Great that you have acquired an interest in Theravada Buddhism. I’m sorry to hear you’re having a hard time finding a community. Have you taken a look at this directory? (I assume you live in USA). You may be able to find a temple near you. Not all of the ones listed are Theravada, but it might be worth the shot.
Don’t give up on your search to find a community with which to practice!
First I would like to question why it is that you want to practice Buddhism. Be honest with yourself. Once you feel ready (and the only person that can tell if you’re qualified yet is you), then you may take your Vows of Refuge. They go like this:
I take refuge in the Buddha,
I take refuge in the Dharma (his teachings)
I take refuge in the Sangha (monastic and lay community)
There are some things you can do to start practicing, and many of them you may be already doing! The basic requirements of a lay person in Theravada lie on the Five Precepts (Pañca Sīla)*, which are:
1. Do not destroy life
2. Do not take that which is not given to you
3. Do not consume alcohol (including intoxicants)
4. Do not engage in sexual misconduct
5. Do not lie
Practicing this leads to the acquisition of karmic merit not just for a better rebirth, but to more harmony in this lifetime as well. You can think of these practices as a subcategory of the principle of Right Conduct in the Eightfold Path. The Eightfold Path is as follows:
1. Right View -
2. Right Intention -
- Being committed to putting teachings in action.

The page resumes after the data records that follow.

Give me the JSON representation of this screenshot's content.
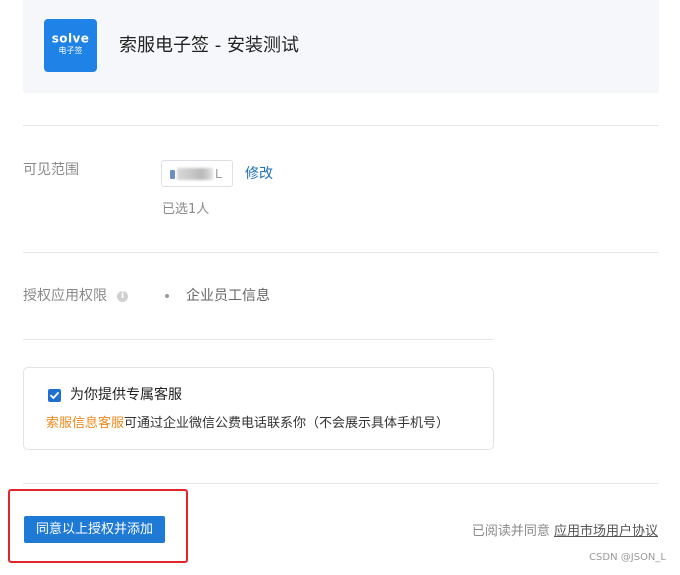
{
  "header": {
    "logo_text": "SOLVE",
    "logo_subtext": "电子签",
    "title": "索服电子签 - 安装测试",
    "logo_color": "#1f82e6"
  },
  "visibility": {
    "label": "可见范围",
    "member_chip_tail": "L",
    "modify_link": "修改",
    "selected_count": "已选1人"
  },
  "permissions": {
    "label": "授权应用权限",
    "info_icon": "info-icon",
    "items": [
      "企业员工信息"
    ]
  },
  "service": {
    "checkbox_checked": true,
    "title": "为你提供专属客服",
    "desc_highlight": "索服信息客服",
    "desc_rest": "可通过企业微信公费电话联系你（不会展示具体手机号）",
    "highlight_color": "#f08a1c"
  },
  "footer": {
    "agree_button": "同意以上授权并添加",
    "agreement_prefix": "已阅读并同意",
    "agreement_link": "应用市场用户协议"
  },
  "watermark": "CSDN @JSON_L",
  "colors": {
    "accent": "#1f7ad6",
    "link": "#1f6fb8",
    "annotation_red": "#e0262a"
  }
}
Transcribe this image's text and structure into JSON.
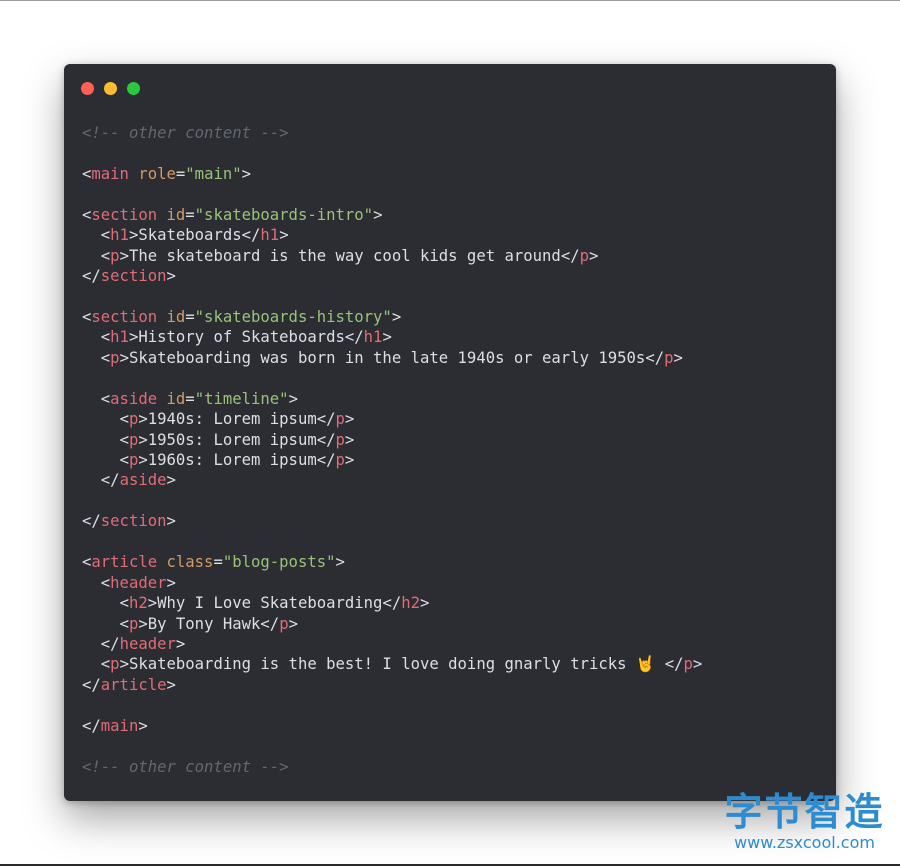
{
  "window": {
    "traffic_lights": [
      {
        "name": "close",
        "color": "#ff5f57"
      },
      {
        "name": "minimize",
        "color": "#febc2e"
      },
      {
        "name": "zoom",
        "color": "#28c840"
      }
    ]
  },
  "theme": {
    "background": "#2b2d33",
    "comment": "#626770",
    "tag": "#e06c75",
    "attribute": "#d19a66",
    "string": "#98c379",
    "text": "#dcdfe4"
  },
  "code_lines": [
    [
      {
        "t": "comment",
        "v": "<!-- other content -->"
      }
    ],
    [],
    [
      {
        "t": "punct",
        "v": "<"
      },
      {
        "t": "tag",
        "v": "main"
      },
      {
        "t": "text",
        "v": " "
      },
      {
        "t": "attr",
        "v": "role"
      },
      {
        "t": "punct",
        "v": "="
      },
      {
        "t": "string",
        "v": "\"main\""
      },
      {
        "t": "punct",
        "v": ">"
      }
    ],
    [],
    [
      {
        "t": "punct",
        "v": "<"
      },
      {
        "t": "tag",
        "v": "section"
      },
      {
        "t": "text",
        "v": " "
      },
      {
        "t": "attr",
        "v": "id"
      },
      {
        "t": "punct",
        "v": "="
      },
      {
        "t": "string",
        "v": "\"skateboards-intro\""
      },
      {
        "t": "punct",
        "v": ">"
      }
    ],
    [
      {
        "t": "text",
        "v": "  "
      },
      {
        "t": "punct",
        "v": "<"
      },
      {
        "t": "tag",
        "v": "h1"
      },
      {
        "t": "punct",
        "v": ">"
      },
      {
        "t": "text",
        "v": "Skateboards"
      },
      {
        "t": "punct",
        "v": "</"
      },
      {
        "t": "tag",
        "v": "h1"
      },
      {
        "t": "punct",
        "v": ">"
      }
    ],
    [
      {
        "t": "text",
        "v": "  "
      },
      {
        "t": "punct",
        "v": "<"
      },
      {
        "t": "tag",
        "v": "p"
      },
      {
        "t": "punct",
        "v": ">"
      },
      {
        "t": "text",
        "v": "The skateboard is the way cool kids get around"
      },
      {
        "t": "punct",
        "v": "</"
      },
      {
        "t": "tag",
        "v": "p"
      },
      {
        "t": "punct",
        "v": ">"
      }
    ],
    [
      {
        "t": "punct",
        "v": "</"
      },
      {
        "t": "tag",
        "v": "section"
      },
      {
        "t": "punct",
        "v": ">"
      }
    ],
    [],
    [
      {
        "t": "punct",
        "v": "<"
      },
      {
        "t": "tag",
        "v": "section"
      },
      {
        "t": "text",
        "v": " "
      },
      {
        "t": "attr",
        "v": "id"
      },
      {
        "t": "punct",
        "v": "="
      },
      {
        "t": "string",
        "v": "\"skateboards-history\""
      },
      {
        "t": "punct",
        "v": ">"
      }
    ],
    [
      {
        "t": "text",
        "v": "  "
      },
      {
        "t": "punct",
        "v": "<"
      },
      {
        "t": "tag",
        "v": "h1"
      },
      {
        "t": "punct",
        "v": ">"
      },
      {
        "t": "text",
        "v": "History of Skateboards"
      },
      {
        "t": "punct",
        "v": "</"
      },
      {
        "t": "tag",
        "v": "h1"
      },
      {
        "t": "punct",
        "v": ">"
      }
    ],
    [
      {
        "t": "text",
        "v": "  "
      },
      {
        "t": "punct",
        "v": "<"
      },
      {
        "t": "tag",
        "v": "p"
      },
      {
        "t": "punct",
        "v": ">"
      },
      {
        "t": "text",
        "v": "Skateboarding was born in the late 1940s or early 1950s"
      },
      {
        "t": "punct",
        "v": "</"
      },
      {
        "t": "tag",
        "v": "p"
      },
      {
        "t": "punct",
        "v": ">"
      }
    ],
    [],
    [
      {
        "t": "text",
        "v": "  "
      },
      {
        "t": "punct",
        "v": "<"
      },
      {
        "t": "tag",
        "v": "aside"
      },
      {
        "t": "text",
        "v": " "
      },
      {
        "t": "attr",
        "v": "id"
      },
      {
        "t": "punct",
        "v": "="
      },
      {
        "t": "string",
        "v": "\"timeline\""
      },
      {
        "t": "punct",
        "v": ">"
      }
    ],
    [
      {
        "t": "text",
        "v": "    "
      },
      {
        "t": "punct",
        "v": "<"
      },
      {
        "t": "tag",
        "v": "p"
      },
      {
        "t": "punct",
        "v": ">"
      },
      {
        "t": "text",
        "v": "1940s: Lorem ipsum"
      },
      {
        "t": "punct",
        "v": "</"
      },
      {
        "t": "tag",
        "v": "p"
      },
      {
        "t": "punct",
        "v": ">"
      }
    ],
    [
      {
        "t": "text",
        "v": "    "
      },
      {
        "t": "punct",
        "v": "<"
      },
      {
        "t": "tag",
        "v": "p"
      },
      {
        "t": "punct",
        "v": ">"
      },
      {
        "t": "text",
        "v": "1950s: Lorem ipsum"
      },
      {
        "t": "punct",
        "v": "</"
      },
      {
        "t": "tag",
        "v": "p"
      },
      {
        "t": "punct",
        "v": ">"
      }
    ],
    [
      {
        "t": "text",
        "v": "    "
      },
      {
        "t": "punct",
        "v": "<"
      },
      {
        "t": "tag",
        "v": "p"
      },
      {
        "t": "punct",
        "v": ">"
      },
      {
        "t": "text",
        "v": "1960s: Lorem ipsum"
      },
      {
        "t": "punct",
        "v": "</"
      },
      {
        "t": "tag",
        "v": "p"
      },
      {
        "t": "punct",
        "v": ">"
      }
    ],
    [
      {
        "t": "text",
        "v": "  "
      },
      {
        "t": "punct",
        "v": "</"
      },
      {
        "t": "tag",
        "v": "aside"
      },
      {
        "t": "punct",
        "v": ">"
      }
    ],
    [],
    [
      {
        "t": "punct",
        "v": "</"
      },
      {
        "t": "tag",
        "v": "section"
      },
      {
        "t": "punct",
        "v": ">"
      }
    ],
    [],
    [
      {
        "t": "punct",
        "v": "<"
      },
      {
        "t": "tag",
        "v": "article"
      },
      {
        "t": "text",
        "v": " "
      },
      {
        "t": "attr",
        "v": "class"
      },
      {
        "t": "punct",
        "v": "="
      },
      {
        "t": "string",
        "v": "\"blog-posts\""
      },
      {
        "t": "punct",
        "v": ">"
      }
    ],
    [
      {
        "t": "text",
        "v": "  "
      },
      {
        "t": "punct",
        "v": "<"
      },
      {
        "t": "tag",
        "v": "header"
      },
      {
        "t": "punct",
        "v": ">"
      }
    ],
    [
      {
        "t": "text",
        "v": "    "
      },
      {
        "t": "punct",
        "v": "<"
      },
      {
        "t": "tag",
        "v": "h2"
      },
      {
        "t": "punct",
        "v": ">"
      },
      {
        "t": "text",
        "v": "Why I Love Skateboarding"
      },
      {
        "t": "punct",
        "v": "</"
      },
      {
        "t": "tag",
        "v": "h2"
      },
      {
        "t": "punct",
        "v": ">"
      }
    ],
    [
      {
        "t": "text",
        "v": "    "
      },
      {
        "t": "punct",
        "v": "<"
      },
      {
        "t": "tag",
        "v": "p"
      },
      {
        "t": "punct",
        "v": ">"
      },
      {
        "t": "text",
        "v": "By Tony Hawk"
      },
      {
        "t": "punct",
        "v": "</"
      },
      {
        "t": "tag",
        "v": "p"
      },
      {
        "t": "punct",
        "v": ">"
      }
    ],
    [
      {
        "t": "text",
        "v": "  "
      },
      {
        "t": "punct",
        "v": "</"
      },
      {
        "t": "tag",
        "v": "header"
      },
      {
        "t": "punct",
        "v": ">"
      }
    ],
    [
      {
        "t": "text",
        "v": "  "
      },
      {
        "t": "punct",
        "v": "<"
      },
      {
        "t": "tag",
        "v": "p"
      },
      {
        "t": "punct",
        "v": ">"
      },
      {
        "t": "text",
        "v": "Skateboarding is the best! I love doing gnarly tricks "
      },
      {
        "t": "emoji",
        "v": "🤘"
      },
      {
        "t": "text",
        "v": " "
      },
      {
        "t": "punct",
        "v": "</"
      },
      {
        "t": "tag",
        "v": "p"
      },
      {
        "t": "punct",
        "v": ">"
      }
    ],
    [
      {
        "t": "punct",
        "v": "</"
      },
      {
        "t": "tag",
        "v": "article"
      },
      {
        "t": "punct",
        "v": ">"
      }
    ],
    [],
    [
      {
        "t": "punct",
        "v": "</"
      },
      {
        "t": "tag",
        "v": "main"
      },
      {
        "t": "punct",
        "v": ">"
      }
    ],
    [],
    [
      {
        "t": "comment",
        "v": "<!-- other content -->"
      }
    ]
  ],
  "watermark": {
    "title": "字节智造",
    "url": "www.zsxcool.com"
  }
}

3. Right Speech -
- Not just not lying, but abstaining from idle chatter, bragging, criticizing, etc. Speech that may harm others or yourself.
4. Right Conduct* - The Five Precepts
5. Right Livelihood -
- Earning your living in a respectable manner and not at the expense of others’ suffering (e.g., soldier, weapons/drug/poison dealer, butcher, slave trader, etc.)
6. Right Effort
- It is not enough to just abstain from doing bad things. We should actively seek to do good things for others
7. Right Concentration
- Pay attention to the world around you. I have found out it’s helped me to enjoy it more.
8. Right Meditation
- To practice meditation
Many people think meditation is essential to the practice of Buddhism, but it is not. It is not widely practiced by lay people. Don’t worry about it just yet.
For now I recommend that you question your motives for following Buddhism, observe the Five Precepts, and on top of it all practice compassion toward all other beings. That’s always the most important.
Yuttadhammo is a Theravada monk on YouTube that answers questions you may have every week. Also a very good resource to check out.
Check in with me and let me know how you feel!
The practice of self-mummification, once performed by Buddhist monks in Japan. The monk would start by eating only nuts and seeds to strip them of their body fat, then move to drinking tea made from the urushi tree. The poisonous tea would cause vomiting to further their weight loss, as well as help dissuade insects from disturbing their body after death.
This is true! It happened in Northern Japan!